- Records for the exercise
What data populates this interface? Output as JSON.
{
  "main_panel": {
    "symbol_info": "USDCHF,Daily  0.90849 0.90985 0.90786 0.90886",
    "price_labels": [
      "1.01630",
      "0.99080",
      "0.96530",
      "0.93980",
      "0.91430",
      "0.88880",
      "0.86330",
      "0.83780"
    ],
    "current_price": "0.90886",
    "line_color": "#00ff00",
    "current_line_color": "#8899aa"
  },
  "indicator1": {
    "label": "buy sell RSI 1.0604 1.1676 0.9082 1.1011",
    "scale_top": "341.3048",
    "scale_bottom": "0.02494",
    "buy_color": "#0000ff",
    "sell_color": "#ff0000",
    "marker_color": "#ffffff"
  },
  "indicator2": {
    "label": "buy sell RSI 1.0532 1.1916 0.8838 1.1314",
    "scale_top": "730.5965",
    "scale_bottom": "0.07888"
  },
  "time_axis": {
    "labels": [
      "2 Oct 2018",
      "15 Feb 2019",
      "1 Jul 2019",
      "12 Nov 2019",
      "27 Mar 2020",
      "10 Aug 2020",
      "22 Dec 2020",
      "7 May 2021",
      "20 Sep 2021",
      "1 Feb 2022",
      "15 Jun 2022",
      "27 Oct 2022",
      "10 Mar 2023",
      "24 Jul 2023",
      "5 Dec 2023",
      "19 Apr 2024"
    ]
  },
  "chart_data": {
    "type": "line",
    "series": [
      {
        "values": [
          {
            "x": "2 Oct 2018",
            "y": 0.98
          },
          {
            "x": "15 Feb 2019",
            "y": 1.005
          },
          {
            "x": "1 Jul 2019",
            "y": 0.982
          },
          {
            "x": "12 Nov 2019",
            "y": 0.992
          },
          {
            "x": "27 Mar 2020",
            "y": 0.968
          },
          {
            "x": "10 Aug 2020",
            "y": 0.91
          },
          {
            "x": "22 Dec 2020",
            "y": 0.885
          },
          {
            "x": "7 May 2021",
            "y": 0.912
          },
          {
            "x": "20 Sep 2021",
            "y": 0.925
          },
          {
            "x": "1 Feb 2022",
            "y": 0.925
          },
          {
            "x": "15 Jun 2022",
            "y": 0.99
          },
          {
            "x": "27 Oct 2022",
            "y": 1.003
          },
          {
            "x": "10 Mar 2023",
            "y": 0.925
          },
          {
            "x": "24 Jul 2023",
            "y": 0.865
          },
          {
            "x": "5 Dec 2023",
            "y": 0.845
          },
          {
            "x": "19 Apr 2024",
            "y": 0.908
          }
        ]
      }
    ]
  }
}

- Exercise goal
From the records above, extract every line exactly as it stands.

- Answer to the problem
What data populates this interface? Output as JSON.
{
  "main_panel": {
    "symbol_info": "USDCHF,Daily  0.90849 0.90985 0.90786 0.90886",
    "price_labels": [
      "1.01630",
      "0.99080",
      "0.96530",
      "0.93980",
      "0.91430",
      "0.88880",
      "0.86330",
      "0.83780"
    ],
    "current_price": "0.90886",
    "line_color": "#00ff00",
    "current_line_color": "#8899aa"
  },
  "indicator1": {
    "label": "buy sell RSI 1.0604 1.1676 0.9082 1.1011",
    "scale_top": "341.3048",
    "scale_bottom": "0.02494",
    "buy_color": "#0000ff",
    "sell_color": "#ff0000",
    "marker_color": "#ffffff"
  },
  "indicator2": {
    "label": "buy sell RSI 1.0532 1.1916 0.8838 1.1314",
    "scale_top": "730.5965",
    "scale_bottom": "0.07888"
  },
  "time_axis": {
    "labels": [
      "2 Oct 2018",
      "15 Feb 2019",
      "1 Jul 2019",
      "12 Nov 2019",
      "27 Mar 2020",
      "10 Aug 2020",
      "22 Dec 2020",
      "7 May 2021",
      "20 Sep 2021",
      "1 Feb 2022",
      "15 Jun 2022",
      "27 Oct 2022",
      "10 Mar 2023",
      "24 Jul 2023",
      "5 Dec 2023",
      "19 Apr 2024"
    ]
  },
  "chart_data": {
    "type": "line",
    "series": [
      {
        "values": [
          {
            "x": "2 Oct 2018",
            "y": 0.98
          },
          {
            "x": "15 Feb 2019",
            "y": 1.005
          },
          {
            "x": "1 Jul 2019",
            "y": 0.982
          },
          {
            "x": "12 Nov 2019",
            "y": 0.992
          },
          {
            "x": "27 Mar 2020",
            "y": 0.968
          },
          {
            "x": "10 Aug 2020",
            "y": 0.91
          },
          {
            "x": "22 Dec 2020",
            "y": 0.885
          },
          {
            "x": "7 May 2021",
            "y": 0.912
          },
          {
            "x": "20 Sep 2021",
            "y": 0.925
          },
          {
            "x": "1 Feb 2022",
            "y": 0.925
          },
          {
            "x": "15 Jun 2022",
            "y": 0.99
          },
          {
            "x": "27 Oct 2022",
            "y": 1.003
          },
          {
            "x": "10 Mar 2023",
            "y": 0.925
          },
          {
            "x": "24 Jul 2023",
            "y": 0.865
          },
          {
            "x": "5 Dec 2023",
            "y": 0.845
          },
          {
            "x": "19 Apr 2024",
            "y": 0.908
          }
        ]
      }
    ]
  }
}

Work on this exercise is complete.